# About this task
Read through the entries below and return each line with the word "JSON".

Dataset rows describing interfaces
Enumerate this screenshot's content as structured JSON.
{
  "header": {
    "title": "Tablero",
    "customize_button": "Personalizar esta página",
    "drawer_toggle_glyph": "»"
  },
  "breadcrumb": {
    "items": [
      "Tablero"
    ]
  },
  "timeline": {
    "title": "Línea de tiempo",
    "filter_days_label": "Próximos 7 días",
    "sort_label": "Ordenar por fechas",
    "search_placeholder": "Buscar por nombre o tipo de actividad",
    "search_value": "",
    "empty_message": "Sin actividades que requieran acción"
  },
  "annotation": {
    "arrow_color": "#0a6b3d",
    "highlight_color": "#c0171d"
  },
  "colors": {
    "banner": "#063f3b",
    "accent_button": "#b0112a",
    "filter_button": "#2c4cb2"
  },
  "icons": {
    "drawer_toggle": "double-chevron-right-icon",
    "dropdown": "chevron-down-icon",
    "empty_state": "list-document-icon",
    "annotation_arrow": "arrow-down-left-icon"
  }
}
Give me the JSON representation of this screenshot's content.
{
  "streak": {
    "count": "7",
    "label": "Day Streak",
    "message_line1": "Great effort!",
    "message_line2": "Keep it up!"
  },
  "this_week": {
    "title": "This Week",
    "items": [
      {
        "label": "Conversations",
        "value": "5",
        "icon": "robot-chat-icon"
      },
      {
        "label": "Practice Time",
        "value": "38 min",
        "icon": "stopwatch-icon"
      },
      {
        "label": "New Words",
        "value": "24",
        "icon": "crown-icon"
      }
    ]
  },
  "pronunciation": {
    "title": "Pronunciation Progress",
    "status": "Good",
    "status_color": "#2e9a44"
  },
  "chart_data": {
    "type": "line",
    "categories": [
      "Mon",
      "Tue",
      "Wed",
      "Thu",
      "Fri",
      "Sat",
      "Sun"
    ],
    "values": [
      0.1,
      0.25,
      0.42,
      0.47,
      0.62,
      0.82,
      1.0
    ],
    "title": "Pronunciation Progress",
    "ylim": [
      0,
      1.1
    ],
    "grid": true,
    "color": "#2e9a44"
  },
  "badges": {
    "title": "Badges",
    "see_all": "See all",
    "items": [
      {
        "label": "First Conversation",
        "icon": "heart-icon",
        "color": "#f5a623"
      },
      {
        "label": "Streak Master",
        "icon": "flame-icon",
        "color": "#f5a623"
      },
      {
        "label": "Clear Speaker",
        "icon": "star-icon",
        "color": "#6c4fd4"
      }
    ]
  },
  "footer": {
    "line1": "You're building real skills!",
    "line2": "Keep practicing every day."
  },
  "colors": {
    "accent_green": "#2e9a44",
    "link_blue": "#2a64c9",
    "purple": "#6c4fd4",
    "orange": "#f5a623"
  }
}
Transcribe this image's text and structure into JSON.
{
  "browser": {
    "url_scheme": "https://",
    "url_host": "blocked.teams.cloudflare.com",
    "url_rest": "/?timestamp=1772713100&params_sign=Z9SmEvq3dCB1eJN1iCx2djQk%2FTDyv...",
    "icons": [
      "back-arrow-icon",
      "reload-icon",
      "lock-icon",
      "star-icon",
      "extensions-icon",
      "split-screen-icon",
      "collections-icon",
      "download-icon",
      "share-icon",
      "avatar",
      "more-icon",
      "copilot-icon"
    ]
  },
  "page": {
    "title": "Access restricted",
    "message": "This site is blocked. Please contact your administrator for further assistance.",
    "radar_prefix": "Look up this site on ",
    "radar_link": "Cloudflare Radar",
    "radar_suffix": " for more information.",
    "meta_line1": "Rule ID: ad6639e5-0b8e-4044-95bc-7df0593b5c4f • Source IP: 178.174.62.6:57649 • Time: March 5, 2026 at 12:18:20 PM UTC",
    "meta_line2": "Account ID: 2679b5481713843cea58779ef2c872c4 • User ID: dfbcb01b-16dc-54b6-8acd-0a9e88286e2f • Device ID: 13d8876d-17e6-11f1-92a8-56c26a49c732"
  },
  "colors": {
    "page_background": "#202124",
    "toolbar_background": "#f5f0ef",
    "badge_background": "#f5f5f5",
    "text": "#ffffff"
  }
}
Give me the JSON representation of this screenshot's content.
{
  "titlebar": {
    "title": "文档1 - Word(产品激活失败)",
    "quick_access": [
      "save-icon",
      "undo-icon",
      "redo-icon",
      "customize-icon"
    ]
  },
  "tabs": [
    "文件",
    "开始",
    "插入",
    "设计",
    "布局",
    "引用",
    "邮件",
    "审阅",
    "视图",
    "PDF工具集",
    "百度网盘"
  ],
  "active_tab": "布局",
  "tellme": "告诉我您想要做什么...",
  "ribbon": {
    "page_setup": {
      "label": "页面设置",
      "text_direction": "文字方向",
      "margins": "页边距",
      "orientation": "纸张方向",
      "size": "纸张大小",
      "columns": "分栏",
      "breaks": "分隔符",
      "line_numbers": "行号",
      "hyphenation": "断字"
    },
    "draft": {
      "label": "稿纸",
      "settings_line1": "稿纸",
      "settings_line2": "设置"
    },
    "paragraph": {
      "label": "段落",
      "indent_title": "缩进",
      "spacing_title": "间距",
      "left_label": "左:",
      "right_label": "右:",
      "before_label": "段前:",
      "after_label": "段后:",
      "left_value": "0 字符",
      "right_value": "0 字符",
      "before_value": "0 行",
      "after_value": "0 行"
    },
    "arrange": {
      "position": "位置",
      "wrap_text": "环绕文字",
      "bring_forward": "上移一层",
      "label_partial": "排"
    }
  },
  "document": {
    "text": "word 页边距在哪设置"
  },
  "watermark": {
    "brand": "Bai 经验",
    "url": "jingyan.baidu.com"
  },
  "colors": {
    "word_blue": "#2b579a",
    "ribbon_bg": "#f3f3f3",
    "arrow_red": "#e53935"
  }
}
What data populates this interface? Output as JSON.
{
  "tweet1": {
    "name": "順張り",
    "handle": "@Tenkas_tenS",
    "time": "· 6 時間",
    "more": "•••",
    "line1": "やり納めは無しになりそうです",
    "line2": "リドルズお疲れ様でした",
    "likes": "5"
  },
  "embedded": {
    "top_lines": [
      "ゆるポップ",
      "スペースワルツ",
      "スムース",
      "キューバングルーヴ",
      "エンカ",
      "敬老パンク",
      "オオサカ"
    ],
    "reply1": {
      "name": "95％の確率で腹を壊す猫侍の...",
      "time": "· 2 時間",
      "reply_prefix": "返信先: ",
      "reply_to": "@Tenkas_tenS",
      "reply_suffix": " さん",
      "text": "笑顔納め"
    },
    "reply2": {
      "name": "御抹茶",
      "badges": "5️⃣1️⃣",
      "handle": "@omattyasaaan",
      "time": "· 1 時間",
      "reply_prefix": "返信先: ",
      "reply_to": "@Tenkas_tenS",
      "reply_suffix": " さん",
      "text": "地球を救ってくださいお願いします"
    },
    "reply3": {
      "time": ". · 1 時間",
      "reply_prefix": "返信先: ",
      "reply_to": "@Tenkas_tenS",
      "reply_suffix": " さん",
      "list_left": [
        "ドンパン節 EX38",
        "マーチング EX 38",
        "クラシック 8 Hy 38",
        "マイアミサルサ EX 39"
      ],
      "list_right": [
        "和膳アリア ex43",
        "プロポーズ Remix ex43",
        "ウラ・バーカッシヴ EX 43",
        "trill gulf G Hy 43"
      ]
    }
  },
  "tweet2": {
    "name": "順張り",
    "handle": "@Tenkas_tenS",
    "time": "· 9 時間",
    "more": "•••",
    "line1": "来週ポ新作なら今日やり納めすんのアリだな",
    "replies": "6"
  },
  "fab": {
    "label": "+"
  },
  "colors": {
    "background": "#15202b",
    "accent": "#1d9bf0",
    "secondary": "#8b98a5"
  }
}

# Output of the task
Enumerate this screenshot's content as structured JSON.
Give me the JSON representation of this screenshot's content.
Transcribe this image's text and structure into JSON.
Give me the JSON representation of this screenshot's content.
What data populates this interface? Output as JSON.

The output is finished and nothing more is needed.